Giving land back to nature

Kenyan NGO, Tsavo Trust, is on a mission to conserve the vast wilderness of the Tsavo Conservation Area. This unique region encompasses Kenya’s biggest Protected Area and is also home to Kenya’s largest single elephant population. Research from the Tsavo Trust shows that the area faces multiple challenges, including wildlife crime, climate change and habitat loss.

Previously, Tsavo Trust has reported an increase in human-wildlife conflict across the Tsavo Conservation Area (TCA), including bushmeat poaching and dangerous land fencing that interrupts the migratory pathways for local wildlife.

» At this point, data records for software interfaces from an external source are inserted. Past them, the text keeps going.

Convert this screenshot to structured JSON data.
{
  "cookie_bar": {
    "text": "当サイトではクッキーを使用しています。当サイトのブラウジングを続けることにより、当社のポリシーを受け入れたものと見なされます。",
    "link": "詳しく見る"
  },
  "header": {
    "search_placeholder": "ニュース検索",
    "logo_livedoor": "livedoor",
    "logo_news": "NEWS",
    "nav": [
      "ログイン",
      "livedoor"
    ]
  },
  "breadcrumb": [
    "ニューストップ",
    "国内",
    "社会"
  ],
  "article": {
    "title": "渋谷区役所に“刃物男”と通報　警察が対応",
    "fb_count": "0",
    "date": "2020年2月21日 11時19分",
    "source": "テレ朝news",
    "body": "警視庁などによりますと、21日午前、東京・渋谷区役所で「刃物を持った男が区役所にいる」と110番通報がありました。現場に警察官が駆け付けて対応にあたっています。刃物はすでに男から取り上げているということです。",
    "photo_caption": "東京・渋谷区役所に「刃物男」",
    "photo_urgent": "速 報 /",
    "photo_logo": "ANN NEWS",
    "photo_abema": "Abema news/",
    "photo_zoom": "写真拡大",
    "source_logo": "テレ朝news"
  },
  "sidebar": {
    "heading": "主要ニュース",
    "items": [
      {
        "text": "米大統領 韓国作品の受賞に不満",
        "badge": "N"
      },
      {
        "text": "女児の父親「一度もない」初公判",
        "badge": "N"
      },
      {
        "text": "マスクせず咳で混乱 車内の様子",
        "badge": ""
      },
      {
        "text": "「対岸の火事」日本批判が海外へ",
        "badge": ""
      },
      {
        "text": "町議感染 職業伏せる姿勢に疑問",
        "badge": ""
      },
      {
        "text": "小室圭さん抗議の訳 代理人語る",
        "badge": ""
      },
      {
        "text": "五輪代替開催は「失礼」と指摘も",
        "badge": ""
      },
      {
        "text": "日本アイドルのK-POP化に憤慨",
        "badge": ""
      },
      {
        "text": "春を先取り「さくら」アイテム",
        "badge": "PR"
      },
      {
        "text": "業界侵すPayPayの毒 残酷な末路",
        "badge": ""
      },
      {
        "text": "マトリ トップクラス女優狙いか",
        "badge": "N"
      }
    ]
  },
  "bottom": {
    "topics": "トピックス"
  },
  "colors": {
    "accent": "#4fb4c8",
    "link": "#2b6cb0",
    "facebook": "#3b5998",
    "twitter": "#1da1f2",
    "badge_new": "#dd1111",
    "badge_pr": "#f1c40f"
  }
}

The Free to Roam project has already shown promising results of significantly decreasing the cases of human-wildlife conflict, by increasing rewilded areas for local wildlife to roam, while also benefitting hard-to-reach communities who live on the borders of these protected areas.

Engaging and supporting communities

One major pillar of the Free to Roam Project is engaging with and empowering the WeKamba community through the 10% fence plan.

Many conservation efforts strictly focus on improving animal welfare as opposed to improving livelihoods in the community, but the Free to Roam Project makes sure wildlife and communities benefit equally by promoting peaceful co-existence. Tsavo Trust are working closely with the landowners in the Kamungi Conservancy to ensure they get the best results from the 10% of land they’ll protect for agriculture. Construction of the fences has provided economic opportunities for marginalised communities through paid employment and this project will also generate job opportunities for local women and girls of Kamungi who, since the Covid-19 pandemic, have experienced loss in paid jobs, closure of education facilities and increased pressure to provide for their families.

In terms of agricultural benefits, so far, the project has delivered permaculture training for 18 local people to provide a better understanding of soil, water, and best practice farming. This included collecting soil samples to understand the nutritional value of the crops. The workshop attendees were able to share their learning with family members and the wider community, encouraging idea sharing. The new skills learned has improved their ability to manage natural waste for composting, diversify crops and improve water preservation.

A socio-economic survey on the 10% fence plan reported an average of 528% increase in crop yield following the implementation of this project. Furthermore, the fences have been effective in protecting crops from wildlife (specifically elephants) and 80% effective at protecting livestock from predators. This conservation strategy will not only benefit the community in the short term, but, in the longer term, increased food security will improve livelihoods and boost household income to allow families to become self-sufficient.

If you’d like to read about the Exodus Travels Foundation’s ongoing projects, click here or to find out more about Exodus Travels’ wider commitment to improving life for people, places and planet, click here.